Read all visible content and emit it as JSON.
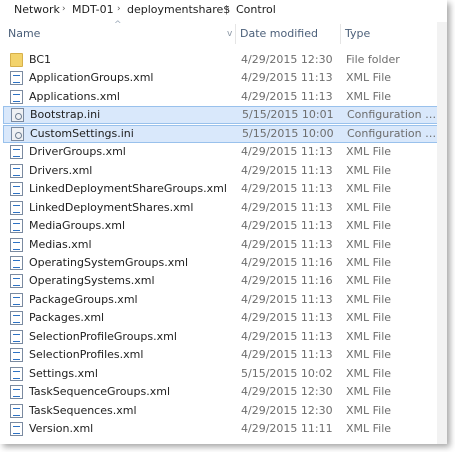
{
  "breadcrumb": {
    "items": [
      "Network",
      "MDT-01",
      "deploymentshare$",
      "Control"
    ],
    "separator": "›"
  },
  "columns": {
    "name": "Name",
    "date_modified": "Date modified",
    "type": "Type"
  },
  "files": [
    {
      "name": "BC1",
      "date": "4/29/2015 12:30",
      "type": "File folder",
      "icon": "folder-icon",
      "selected": false
    },
    {
      "name": "ApplicationGroups.xml",
      "date": "4/29/2015 11:13",
      "type": "XML File",
      "icon": "xml-file-icon",
      "selected": false
    },
    {
      "name": "Applications.xml",
      "date": "4/29/2015 11:13",
      "type": "XML File",
      "icon": "xml-file-icon",
      "selected": false
    },
    {
      "name": "Bootstrap.ini",
      "date": "5/15/2015 10:01",
      "type": "Configuration sett...",
      "icon": "config-file-icon",
      "selected": true
    },
    {
      "name": "CustomSettings.ini",
      "date": "5/15/2015 10:00",
      "type": "Configuration sett...",
      "icon": "config-file-icon",
      "selected": true
    },
    {
      "name": "DriverGroups.xml",
      "date": "4/29/2015 11:13",
      "type": "XML File",
      "icon": "xml-file-icon",
      "selected": false
    },
    {
      "name": "Drivers.xml",
      "date": "4/29/2015 11:13",
      "type": "XML File",
      "icon": "xml-file-icon",
      "selected": false
    },
    {
      "name": "LinkedDeploymentShareGroups.xml",
      "date": "4/29/2015 11:13",
      "type": "XML File",
      "icon": "xml-file-icon",
      "selected": false
    },
    {
      "name": "LinkedDeploymentShares.xml",
      "date": "4/29/2015 11:13",
      "type": "XML File",
      "icon": "xml-file-icon",
      "selected": false
    },
    {
      "name": "MediaGroups.xml",
      "date": "4/29/2015 11:13",
      "type": "XML File",
      "icon": "xml-file-icon",
      "selected": false
    },
    {
      "name": "Medias.xml",
      "date": "4/29/2015 11:13",
      "type": "XML File",
      "icon": "xml-file-icon",
      "selected": false
    },
    {
      "name": "OperatingSystemGroups.xml",
      "date": "4/29/2015 11:16",
      "type": "XML File",
      "icon": "xml-file-icon",
      "selected": false
    },
    {
      "name": "OperatingSystems.xml",
      "date": "4/29/2015 11:16",
      "type": "XML File",
      "icon": "xml-file-icon",
      "selected": false
    },
    {
      "name": "PackageGroups.xml",
      "date": "4/29/2015 11:13",
      "type": "XML File",
      "icon": "xml-file-icon",
      "selected": false
    },
    {
      "name": "Packages.xml",
      "date": "4/29/2015 11:13",
      "type": "XML File",
      "icon": "xml-file-icon",
      "selected": false
    },
    {
      "name": "SelectionProfileGroups.xml",
      "date": "4/29/2015 11:13",
      "type": "XML File",
      "icon": "xml-file-icon",
      "selected": false
    },
    {
      "name": "SelectionProfiles.xml",
      "date": "4/29/2015 11:13",
      "type": "XML File",
      "icon": "xml-file-icon",
      "selected": false
    },
    {
      "name": "Settings.xml",
      "date": "5/15/2015 10:02",
      "type": "XML File",
      "icon": "xml-file-icon",
      "selected": false
    },
    {
      "name": "TaskSequenceGroups.xml",
      "date": "4/29/2015 12:30",
      "type": "XML File",
      "icon": "xml-file-icon",
      "selected": false
    },
    {
      "name": "TaskSequences.xml",
      "date": "4/29/2015 12:30",
      "type": "XML File",
      "icon": "xml-file-icon",
      "selected": false
    },
    {
      "name": "Version.xml",
      "date": "4/29/2015 11:11",
      "type": "XML File",
      "icon": "xml-file-icon",
      "selected": false
    }
  ],
  "colors": {
    "selection_bg": "#d9e8fb",
    "selection_border": "#99c1ec",
    "header_text": "#4c607a",
    "secondary_text": "#6d6d6d"
  }
}
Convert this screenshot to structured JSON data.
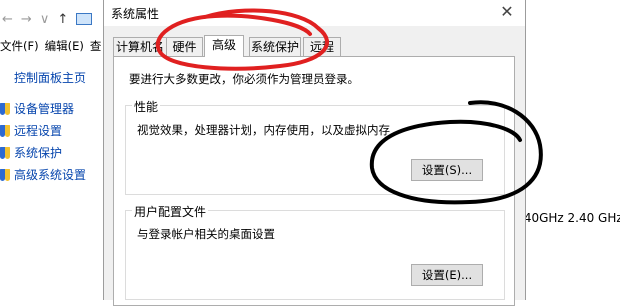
{
  "background_window": {
    "nav": {
      "back_glyph": "←",
      "forward_glyph": "→",
      "dropdown_glyph": "∨",
      "up_glyph": "↑"
    },
    "menu": [
      "文件(F)",
      "编辑(E)",
      "查"
    ],
    "control_panel_home": "控制面板主页",
    "sidebar_links": [
      "设备管理器",
      "远程设置",
      "系统保护",
      "高级系统设置"
    ],
    "processor_speed": ".40GHz   2.40 GHz"
  },
  "dialog": {
    "title": "系统属性",
    "close_glyph": "✕",
    "tabs": [
      "计算机名",
      "硬件",
      "高级",
      "系统保护",
      "远程"
    ],
    "active_tab": "高级",
    "notice": "要进行大多数更改，你必须作为管理员登录。",
    "performance": {
      "label": "性能",
      "description": "视觉效果，处理器计划，内存使用，以及虚拟内存",
      "button": "设置(S)..."
    },
    "user_profiles": {
      "label": "用户配置文件",
      "description": "与登录帐户相关的桌面设置",
      "button": "设置(E)..."
    }
  },
  "colors": {
    "red_annotation": "#e02020",
    "black_annotation": "#000000",
    "link": "#0645ad"
  },
  "icons": {
    "shield": "uac-shield-icon",
    "folder": "folder-icon"
  }
}
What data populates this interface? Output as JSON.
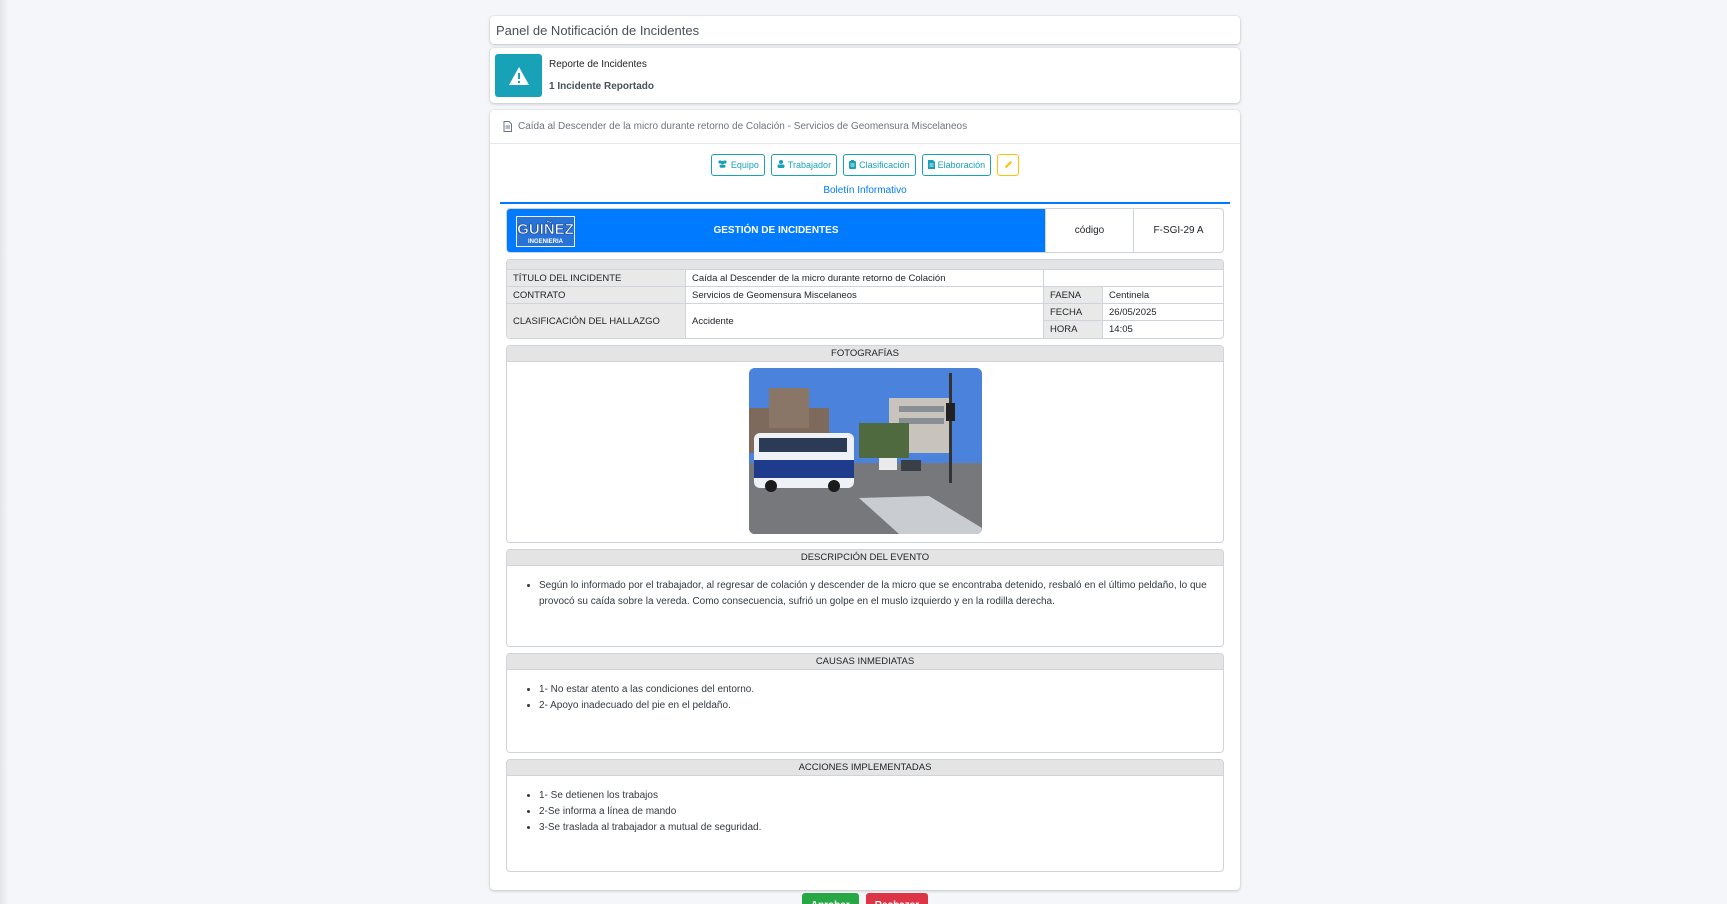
{
  "panel": {
    "title": "Panel de Notificación de Incidentes"
  },
  "summary": {
    "label": "Reporte de Incidentes",
    "count_text": "1 Incidente Reportado",
    "icon": "warning-icon"
  },
  "incident": {
    "header": "Caída al Descender de la micro durante retorno de Colación - Servicios de Geomensura Miscelaneos",
    "buttons": [
      {
        "label": "Equipo",
        "icon": "users-icon"
      },
      {
        "label": "Trabajador",
        "icon": "user-icon"
      },
      {
        "label": "Clasificación",
        "icon": "clipboard-icon"
      },
      {
        "label": "Elaboración",
        "icon": "file-icon"
      }
    ],
    "tab": "Boletín Informativo"
  },
  "doc": {
    "logo_top": "GUIÑEZ",
    "logo_bottom": "INGENIERIA",
    "title": "GESTIÓN DE INCIDENTES",
    "code_label": "código",
    "code_value": "F-SGI-29 A",
    "fields": {
      "titulo_label": "TÍTULO DEL INCIDENTE",
      "titulo_value": "Caída al Descender de la micro durante retorno de Colación",
      "contrato_label": "CONTRATO",
      "contrato_value": "Servicios de Geomensura Miscelaneos",
      "clasificacion_label": "CLASIFICACIÓN DEL HALLAZGO",
      "clasificacion_value": "Accidente",
      "faena_label": "FAENA",
      "faena_value": "Centinela",
      "fecha_label": "FECHA",
      "fecha_value": "26/05/2025",
      "hora_label": "HORA",
      "hora_value": "14:05"
    },
    "fotografias_title": "FOTOGRAFÍAS",
    "descripcion_title": "DESCRIPCIÓN DEL EVENTO",
    "descripcion_items": [
      "Según lo informado por el trabajador, al regresar de colación y descender de la micro que se encontraba detenido, resbaló en el último peldaño, lo que provocó su caída sobre la vereda. Como consecuencia, sufrió un golpe en el muslo izquierdo y en la rodilla derecha."
    ],
    "causas_title": "CAUSAS INMEDIATAS",
    "causas_items": [
      "1- No estar atento a las condiciones del entorno.",
      "2- Apoyo inadecuado del pie en el peldaño."
    ],
    "acciones_title": "ACCIONES IMPLEMENTADAS",
    "acciones_items": [
      "1- Se detienen los trabajos",
      "2-Se informa a línea de mando",
      "3-Se traslada al trabajador a mutual de seguridad."
    ]
  },
  "actions": {
    "approve": "Aprobar",
    "reject": "Rechazar"
  },
  "colors": {
    "primary": "#007bff",
    "info": "#17a2b8",
    "success": "#28a745",
    "danger": "#dc3545",
    "warning": "#ffc107"
  }
}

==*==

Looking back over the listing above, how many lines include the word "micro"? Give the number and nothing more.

3